● **Task to carry out**:
Within the material below, filter for lines that hold the word "Intelligence".
□ □ □
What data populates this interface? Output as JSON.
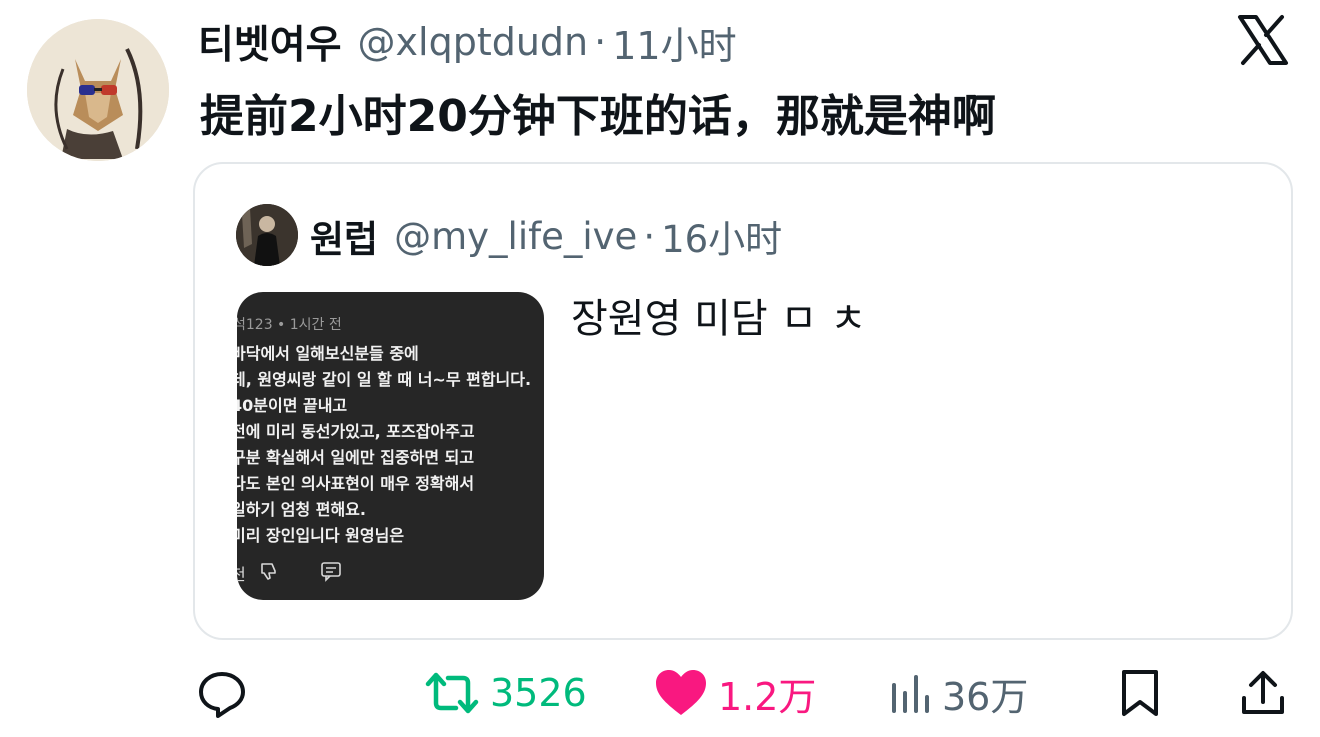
{
  "tweet": {
    "display_name": "티벳여우",
    "handle": "@xlqptdudn",
    "separator": "·",
    "time": "11小时",
    "text": "提前2小时20分钟下班的话，那就是神啊"
  },
  "quote": {
    "display_name": "원럽",
    "handle": "@my_life_ive",
    "separator": "·",
    "time": "16小时",
    "text": "장원영 미담 ㅁ ㅊ",
    "media": {
      "meta": "석123 • 1시간 전",
      "lines": [
        "바닥에서 일해보신분들 중에",
        "데, 원영씨랑 같이 일 할 때 너~무 편합니다.",
        "  40분이면 끝내고",
        "  전에 미리 동선가있고, 포즈잡아주고",
        "  구분 확실해서 일에만 집중하면 되고",
        "다도 본인 의사표현이 매우 정확해서",
        "일하기 엄청 편해요.",
        "미리 장인입니다 원영님은"
      ],
      "action_label": "천"
    }
  },
  "actions": {
    "reply_icon": "reply-icon",
    "retweet_count": "3526",
    "like_count": "1.2万",
    "views_count": "36万",
    "colors": {
      "retweet": "#00ba7c",
      "like": "#f91880",
      "muted": "#536471"
    }
  }
}
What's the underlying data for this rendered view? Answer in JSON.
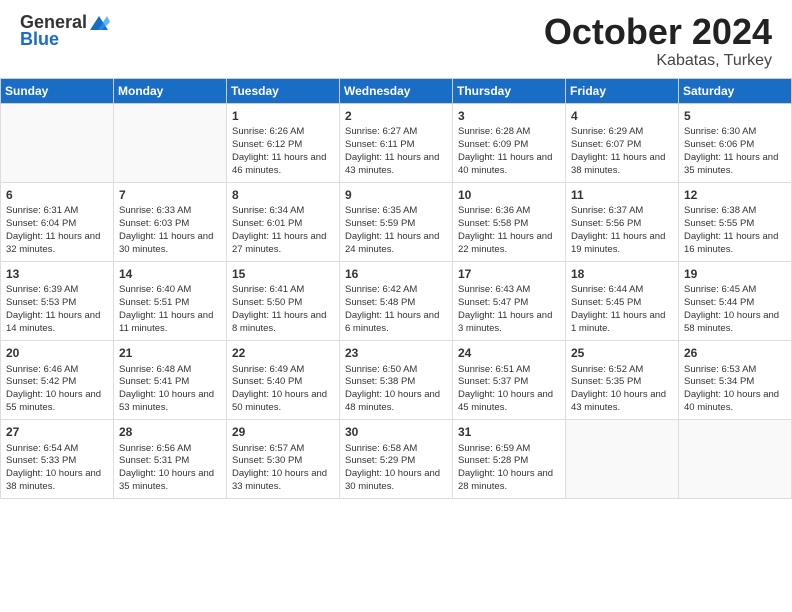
{
  "header": {
    "logo_general": "General",
    "logo_blue": "Blue",
    "title": "October 2024",
    "location": "Kabatas, Turkey"
  },
  "days_of_week": [
    "Sunday",
    "Monday",
    "Tuesday",
    "Wednesday",
    "Thursday",
    "Friday",
    "Saturday"
  ],
  "weeks": [
    [
      {
        "day": "",
        "info": ""
      },
      {
        "day": "",
        "info": ""
      },
      {
        "day": "1",
        "info": "Sunrise: 6:26 AM\nSunset: 6:12 PM\nDaylight: 11 hours and 46 minutes."
      },
      {
        "day": "2",
        "info": "Sunrise: 6:27 AM\nSunset: 6:11 PM\nDaylight: 11 hours and 43 minutes."
      },
      {
        "day": "3",
        "info": "Sunrise: 6:28 AM\nSunset: 6:09 PM\nDaylight: 11 hours and 40 minutes."
      },
      {
        "day": "4",
        "info": "Sunrise: 6:29 AM\nSunset: 6:07 PM\nDaylight: 11 hours and 38 minutes."
      },
      {
        "day": "5",
        "info": "Sunrise: 6:30 AM\nSunset: 6:06 PM\nDaylight: 11 hours and 35 minutes."
      }
    ],
    [
      {
        "day": "6",
        "info": "Sunrise: 6:31 AM\nSunset: 6:04 PM\nDaylight: 11 hours and 32 minutes."
      },
      {
        "day": "7",
        "info": "Sunrise: 6:33 AM\nSunset: 6:03 PM\nDaylight: 11 hours and 30 minutes."
      },
      {
        "day": "8",
        "info": "Sunrise: 6:34 AM\nSunset: 6:01 PM\nDaylight: 11 hours and 27 minutes."
      },
      {
        "day": "9",
        "info": "Sunrise: 6:35 AM\nSunset: 5:59 PM\nDaylight: 11 hours and 24 minutes."
      },
      {
        "day": "10",
        "info": "Sunrise: 6:36 AM\nSunset: 5:58 PM\nDaylight: 11 hours and 22 minutes."
      },
      {
        "day": "11",
        "info": "Sunrise: 6:37 AM\nSunset: 5:56 PM\nDaylight: 11 hours and 19 minutes."
      },
      {
        "day": "12",
        "info": "Sunrise: 6:38 AM\nSunset: 5:55 PM\nDaylight: 11 hours and 16 minutes."
      }
    ],
    [
      {
        "day": "13",
        "info": "Sunrise: 6:39 AM\nSunset: 5:53 PM\nDaylight: 11 hours and 14 minutes."
      },
      {
        "day": "14",
        "info": "Sunrise: 6:40 AM\nSunset: 5:51 PM\nDaylight: 11 hours and 11 minutes."
      },
      {
        "day": "15",
        "info": "Sunrise: 6:41 AM\nSunset: 5:50 PM\nDaylight: 11 hours and 8 minutes."
      },
      {
        "day": "16",
        "info": "Sunrise: 6:42 AM\nSunset: 5:48 PM\nDaylight: 11 hours and 6 minutes."
      },
      {
        "day": "17",
        "info": "Sunrise: 6:43 AM\nSunset: 5:47 PM\nDaylight: 11 hours and 3 minutes."
      },
      {
        "day": "18",
        "info": "Sunrise: 6:44 AM\nSunset: 5:45 PM\nDaylight: 11 hours and 1 minute."
      },
      {
        "day": "19",
        "info": "Sunrise: 6:45 AM\nSunset: 5:44 PM\nDaylight: 10 hours and 58 minutes."
      }
    ],
    [
      {
        "day": "20",
        "info": "Sunrise: 6:46 AM\nSunset: 5:42 PM\nDaylight: 10 hours and 55 minutes."
      },
      {
        "day": "21",
        "info": "Sunrise: 6:48 AM\nSunset: 5:41 PM\nDaylight: 10 hours and 53 minutes."
      },
      {
        "day": "22",
        "info": "Sunrise: 6:49 AM\nSunset: 5:40 PM\nDaylight: 10 hours and 50 minutes."
      },
      {
        "day": "23",
        "info": "Sunrise: 6:50 AM\nSunset: 5:38 PM\nDaylight: 10 hours and 48 minutes."
      },
      {
        "day": "24",
        "info": "Sunrise: 6:51 AM\nSunset: 5:37 PM\nDaylight: 10 hours and 45 minutes."
      },
      {
        "day": "25",
        "info": "Sunrise: 6:52 AM\nSunset: 5:35 PM\nDaylight: 10 hours and 43 minutes."
      },
      {
        "day": "26",
        "info": "Sunrise: 6:53 AM\nSunset: 5:34 PM\nDaylight: 10 hours and 40 minutes."
      }
    ],
    [
      {
        "day": "27",
        "info": "Sunrise: 6:54 AM\nSunset: 5:33 PM\nDaylight: 10 hours and 38 minutes."
      },
      {
        "day": "28",
        "info": "Sunrise: 6:56 AM\nSunset: 5:31 PM\nDaylight: 10 hours and 35 minutes."
      },
      {
        "day": "29",
        "info": "Sunrise: 6:57 AM\nSunset: 5:30 PM\nDaylight: 10 hours and 33 minutes."
      },
      {
        "day": "30",
        "info": "Sunrise: 6:58 AM\nSunset: 5:29 PM\nDaylight: 10 hours and 30 minutes."
      },
      {
        "day": "31",
        "info": "Sunrise: 6:59 AM\nSunset: 5:28 PM\nDaylight: 10 hours and 28 minutes."
      },
      {
        "day": "",
        "info": ""
      },
      {
        "day": "",
        "info": ""
      }
    ]
  ]
}
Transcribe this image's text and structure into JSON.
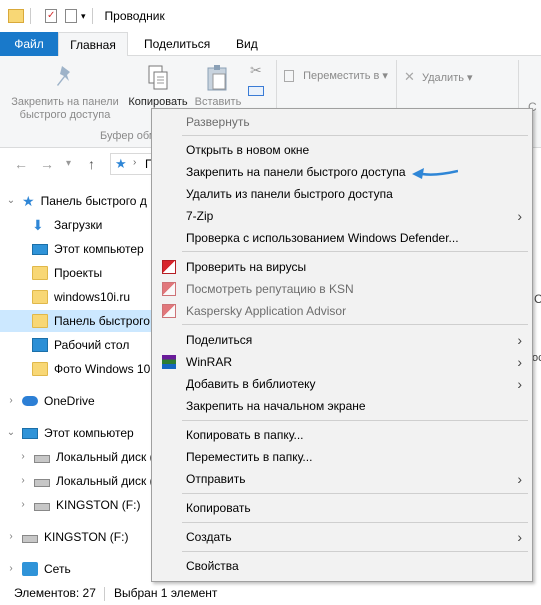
{
  "window": {
    "title": "Проводник"
  },
  "ribbon_tabs": {
    "file": "Файл",
    "home": "Главная",
    "share": "Поделиться",
    "view": "Вид"
  },
  "ribbon": {
    "pin_label": "Закрепить на панели быстрого доступа",
    "copy_label": "Копировать",
    "paste_label": "Вставить",
    "clipboard_group": "Буфер обм",
    "move_to": "Переместить в",
    "delete": "Удалить",
    "frag_rename": "С"
  },
  "address": {
    "path_frag": "П"
  },
  "nav": {
    "quick_access": "Панель быстрого д",
    "downloads": "Загрузки",
    "this_pc_pinned": "Этот компьютер",
    "projects": "Проекты",
    "windows10i": "windows10i.ru",
    "quick_panel": "Панель быстрого",
    "desktop": "Рабочий стол",
    "photos": "Фото Windows 10",
    "onedrive": "OneDrive",
    "this_pc": "Этот компьютер",
    "disk1": "Локальный диск (",
    "disk2": "Локальный диск (",
    "kingston_sub": "KINGSTON (F:)",
    "kingston": "KINGSTON (F:)",
    "network": "Сеть"
  },
  "right_fragments": {
    "a": "С",
    "b": "ос"
  },
  "status": {
    "count": "Элементов: 27",
    "selected": "Выбран 1 элемент"
  },
  "context_menu": {
    "expand": "Развернуть",
    "open_new_window": "Открыть в новом окне",
    "pin_quick_access": "Закрепить на панели быстрого доступа",
    "remove_quick_access": "Удалить из панели быстрого доступа",
    "seven_zip": "7-Zip",
    "defender": "Проверка с использованием Windows Defender...",
    "scan_virus": "Проверить на вирусы",
    "ksn": "Посмотреть репутацию в KSN",
    "kaspersky_advisor": "Kaspersky Application Advisor",
    "share": "Поделиться",
    "winrar": "WinRAR",
    "add_library": "Добавить в библиотеку",
    "pin_start": "Закрепить на начальном экране",
    "copy_to": "Копировать в папку...",
    "move_to": "Переместить в папку...",
    "send_to": "Отправить",
    "copy": "Копировать",
    "create": "Создать",
    "properties": "Свойства"
  },
  "colors": {
    "accent": "#1979ca",
    "selection": "#cce8ff",
    "menu_bg": "#f2f2f2",
    "arrow": "#2f86d6"
  }
}
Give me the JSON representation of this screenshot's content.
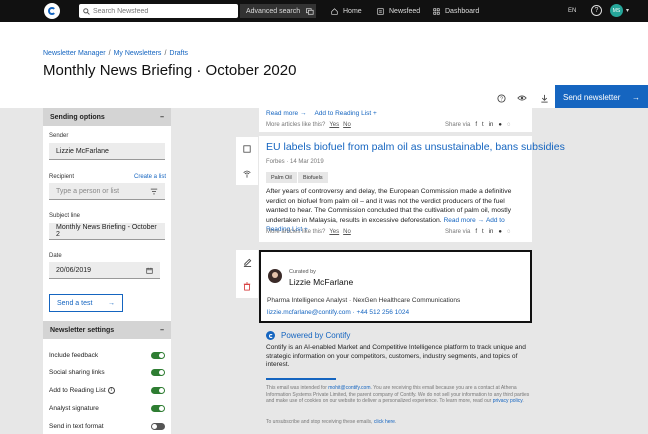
{
  "topbar": {
    "search_placeholder": "Search Newsfeed",
    "advanced_search": "Advanced search",
    "nav": [
      {
        "label": "Home"
      },
      {
        "label": "Newsfeed"
      },
      {
        "label": "Dashboard"
      }
    ],
    "lang": "EN",
    "help": "?",
    "avatar_initials": "MS"
  },
  "breadcrumb": [
    "Newsletter Manager",
    "My Newsletters",
    "Drafts"
  ],
  "page_title": "Monthly News Briefing · October 2020",
  "toolbar": {
    "send_label": "Send newsletter"
  },
  "sending_options": {
    "header": "Sending options",
    "sender_label": "Sender",
    "sender_value": "Lizzie McFarlane",
    "recipient_label": "Recipient",
    "create_list": "Create a list",
    "recipient_placeholder": "Type a person or list",
    "subject_label": "Subject line",
    "subject_value": "Monthly News Briefing - October 2",
    "date_label": "Date",
    "date_value": "20/06/2019",
    "send_test": "Send a test"
  },
  "newsletter_settings": {
    "header": "Newsletter settings",
    "items": [
      {
        "label": "Include feedback",
        "on": true
      },
      {
        "label": "Social sharing links",
        "on": true
      },
      {
        "label": "Add to Reading List",
        "on": true,
        "info": true
      },
      {
        "label": "Analyst signature",
        "on": true
      },
      {
        "label": "Send in text format",
        "on": false
      }
    ]
  },
  "prev_card": {
    "read_more": "Read more →",
    "add_reading": "Add to Reading List +",
    "more_like": "More articles like this?",
    "yes": "Yes",
    "no": "No",
    "share_via": "Share via"
  },
  "article": {
    "title": "EU labels biofuel from palm oil as unsustainable, bans subsidies",
    "source": "Forbes · 14 Mar 2019",
    "tags": [
      "Palm Oil",
      "Biofuels"
    ],
    "body": "After years of controversy and delay, the European Commission made a definitive verdict on biofuel from palm oil – and it was not the verdict producers of the fuel wanted to hear. The Commission concluded that the cultivation of palm oil, mostly undertaken in Malaysia, results in excessive deforestation.",
    "read_more": "Read more →",
    "add_reading": "Add to Reading List +",
    "more_like": "More articles like this?",
    "yes": "Yes",
    "no": "No",
    "share_via": "Share via"
  },
  "curated": {
    "label": "Curated by",
    "name": "Lizzie McFarlane",
    "role": "Pharma Intelligence Analyst · NexGen Healthcare Communications",
    "contact": "lizzie.mcfarlane@contify.com · +44 512 256 1024"
  },
  "footer": {
    "powered": "Powered by Contify",
    "description": "Contify is an AI-enabled Market and Competitive Intelligence platform to track unique and strategic information on your competitors, customers, industry segments, and topics of interest.",
    "fine_1": "This email was intended for ",
    "fine_email": "mohit@contify.com",
    "fine_2": ". You are receiving this email because you are a contact at Athena Information Systems Private Limited, the parent company of Contify. We do not sell your information to any third parties and make use of cookies on our website to deliver a personalized experience. To learn more, read our ",
    "fine_policy": "privacy policy",
    "fine_3": ".",
    "unsub_1": "To unsubscribe and stop receiving these emails, ",
    "unsub_link": "click here",
    "unsub_2": "."
  },
  "colors": {
    "accent": "#1565c0",
    "topbar": "#111111",
    "toggle_on": "#2e7d32"
  }
}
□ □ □
● **Answer for this exercise**:
    "role": "Pharma Intelligence Analyst · NexGen Healthcare Communications",
    "description": "Contify is an AI-enabled Market and Competitive Intelligence platform to track unique and strategic information on your competitors, customers, industry segments, and topics of interest.",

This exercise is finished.